SCORE

When you started your business, you may have bought computers, office furniture, or other equipment necessary for running your company. But you probably haven’t given much thought to these business assets since.

You might not realize, but your physical assets make up what might be a sizable portion of the value of your company.

For example, could you do your work without your desktop computer or manufacturing equipment? Probably not. That’s why you must ensure that you manage assets the right way.

1. Identify Your Assets

Knowing what assets you have, as well as their value, is key. Make a list of any and all:

  • Office furniture
  • Computers
  • Equipment
  • Special technology
  • Company vehicles
  • Fixtures
  • Buildings you own
  • Inventory

2. Assign Value to Them

Once you have a list of your assets, determine their value. This isn’t what you initially paid for them because assets depreciate. To determine the market value of these physical assets, look for similar products (about the same age) for sale in your area (eBay is a good place to start). This isn’t an exact science but will give you a ballpark figure of what they’re worth, which will be useful later if you want to take out financing.

3. Record Your Business Assets

Now that you’ve assigned value to your assets, list them on your balance sheet. Most accounting software will walk you through the process, or you can get help from a professional accountant.

Realize that your balance sheet is just a snapshot in time, as your assets may change (especially cash and inventory) and depreciate. You’ll need to plan to update your balance sheet as assets depreciate or change significantly.

4. Insure Them

Because these assets are key to the operation of your business, you need to insure them. Business property insurance will cover replacements should any equipment be stolen or ruined due to acts of nature (flood, fire, etc.). And if you use business vehicles, you need auto insurance. Yes, these are added costs when your budget is already tight, but consider how you’d fare without insurance if something went wrong. Better safe than sorry.

5. Understand Your Assets and Taxes

An investment in an asset is a business expense, so it will reduce your taxable income. However, rather than claiming the full, say, $50,000 you paid for a large piece of equipment in one year on your taxes, you can claim part of that for several years, depreciating its value over time. This way, you get a similar tax break for years, rather than a huge one and then no benefit after that.

Let’s say your business brings in $200,000, and you spent $50,000 on equipment. By amortizing the value of that equipment over five years, you reduce your taxable income by $10,000 for those five years and are taxed on $190,000 rather than $200,000. It might not seem like much, but it can offer some tax savings.

6. Figure Out Your Depreciation Schedule

So how do you know what kind of depreciation deduction you can take for your business assets? The IRS says you must write off the depreciation over the useful life of the asset. Once that asset isn’t used, you can’t continue to write it off.

For assets like equipment, vehicles and computers, you can write them off up to five years. For office furniture and fixtures, you have up to seven years. For residential rental properties, depreciation can be written off over 27.5 years, and commercial buildings or non-residential properties, 39.

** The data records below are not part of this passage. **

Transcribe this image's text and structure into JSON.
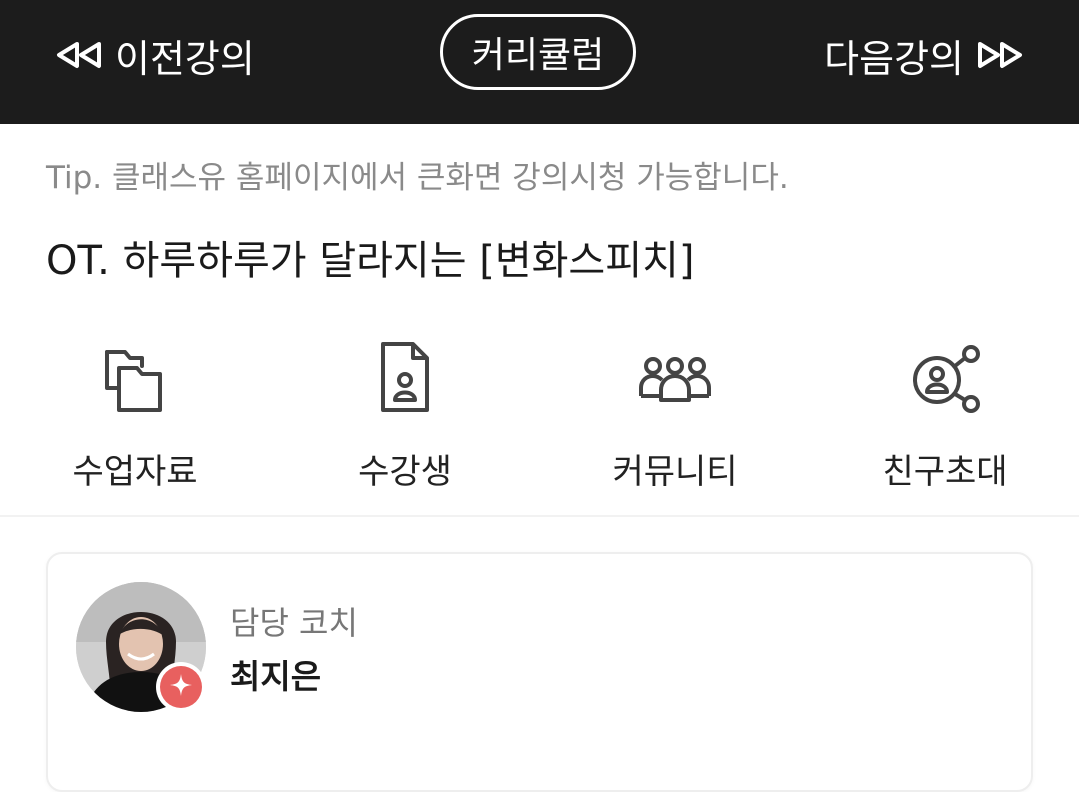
{
  "topbar": {
    "prev_label": "이전강의",
    "curriculum_label": "커리큘럼",
    "next_label": "다음강의",
    "bg_color": "#1c1c1c"
  },
  "tip": "Tip. 클래스유 홈페이지에서 큰화면 강의시청 가능합니다.",
  "lecture_title": "OT. 하루하루가 달라지는 [변화스피치]",
  "quick_menu": [
    {
      "label": "수업자료",
      "icon": "folder-icon"
    },
    {
      "label": "수강생",
      "icon": "student-document-icon"
    },
    {
      "label": "커뮤니티",
      "icon": "group-icon"
    },
    {
      "label": "친구초대",
      "icon": "share-user-icon"
    }
  ],
  "coach": {
    "role": "담당 코치",
    "name": "최지은",
    "badge_color": "#e8605f"
  }
}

7. Leverage Your Assets in Valuing Your Business

If you decide to take out a loan, seek funding or sell your business, your assets can help you.

The value of your business comes from several factors, including your revenues, your trademarks or patents, cash and assets. If you run an ice cream shop and you have a top-of-the-line ice cream making machine as well as patented recipes, your business will be worth more than the one down the street that uses a cheap machine and gets its recipes online.

Asset-based valuation takes into consideration all the assets you have, both tangible and intangible, such as intellectual property. This valuation will help potential investors or buyers determine how much to offer in exchange for equity or a fair offer to buy it.

8. Sell Assets the Right Way

If a time comes when you decide to sell certain assets, either because you’re replacing them with better ones or because you’re liquidating your business, make sure you do it the right way.

Determine what each asset is worth. Again, assets depreciate, so that machine you bought for $50,000 five years ago might only be worth $30,000...or less. If you’re unsure what to charge, get an appraisal from a professional.

If you’re liquidating all assets as part of closing your business, you can sell through an auction. Realize, that you’ll get about 20% less than you would otherwise. If you’re in a hurry to get a cash injection, it’s still worth it to liquidate.

Don’t forget to claim the profit from the sale of your assets on your taxes, which may be taxed at capital gain rates. And remember to take the deduction off of your taxes!

As you can see, managing business assets isn’t always simple, but once you establish these processes, it will be second nature, and when you purchase new assets, you’ll know exactly what to do.

About the Author(s)

Christine Soeun Choi

Christine Soeun Choi is a digital marketing associate at Fit Small Business. Currently based in NYC, she has a background in business studies and math with a passion for business development.

Digital marketing associate, Fit Small Business
businessman holding sprout and coins